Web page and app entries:
++++++++++

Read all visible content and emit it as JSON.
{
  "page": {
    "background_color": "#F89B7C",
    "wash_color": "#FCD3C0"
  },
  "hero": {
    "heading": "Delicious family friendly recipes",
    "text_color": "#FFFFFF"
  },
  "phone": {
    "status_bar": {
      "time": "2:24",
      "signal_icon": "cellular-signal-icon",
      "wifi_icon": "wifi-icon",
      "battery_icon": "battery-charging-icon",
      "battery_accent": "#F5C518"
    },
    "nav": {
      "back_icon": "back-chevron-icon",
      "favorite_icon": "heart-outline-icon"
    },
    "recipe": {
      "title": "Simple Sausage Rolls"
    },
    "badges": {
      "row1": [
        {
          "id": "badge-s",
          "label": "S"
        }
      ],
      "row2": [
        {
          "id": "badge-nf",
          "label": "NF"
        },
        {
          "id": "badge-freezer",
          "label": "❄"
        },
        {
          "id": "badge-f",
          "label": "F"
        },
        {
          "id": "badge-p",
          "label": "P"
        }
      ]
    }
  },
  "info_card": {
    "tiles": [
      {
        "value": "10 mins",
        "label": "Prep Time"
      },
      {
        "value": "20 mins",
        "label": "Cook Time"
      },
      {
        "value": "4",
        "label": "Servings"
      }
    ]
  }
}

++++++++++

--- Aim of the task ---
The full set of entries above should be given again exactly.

--- Written response ---
Read all visible content and emit it as JSON.
{
  "page": {
    "background_color": "#F89B7C",
    "wash_color": "#FCD3C0"
  },
  "hero": {
    "heading": "Delicious family friendly recipes",
    "text_color": "#FFFFFF"
  },
  "phone": {
    "status_bar": {
      "time": "2:24",
      "signal_icon": "cellular-signal-icon",
      "wifi_icon": "wifi-icon",
      "battery_icon": "battery-charging-icon",
      "battery_accent": "#F5C518"
    },
    "nav": {
      "back_icon": "back-chevron-icon",
      "favorite_icon": "heart-outline-icon"
    },
    "recipe": {
      "title": "Simple Sausage Rolls"
    },
    "badges": {
      "row1": [
        {
          "id": "badge-s",
          "label": "S"
        }
      ],
      "row2": [
        {
          "id": "badge-nf",
          "label": "NF"
        },
        {
          "id": "badge-freezer",
          "label": "❄"
        },
        {
          "id": "badge-f",
          "label": "F"
        },
        {
          "id": "badge-p",
          "label": "P"
        }
      ]
    }
  },
  "info_card": {
    "tiles": [
      {
        "value": "10 mins",
        "label": "Prep Time"
      },
      {
        "value": "20 mins",
        "label": "Cook Time"
      },
      {
        "value": "4",
        "label": "Servings"
      }
    ]
  }
}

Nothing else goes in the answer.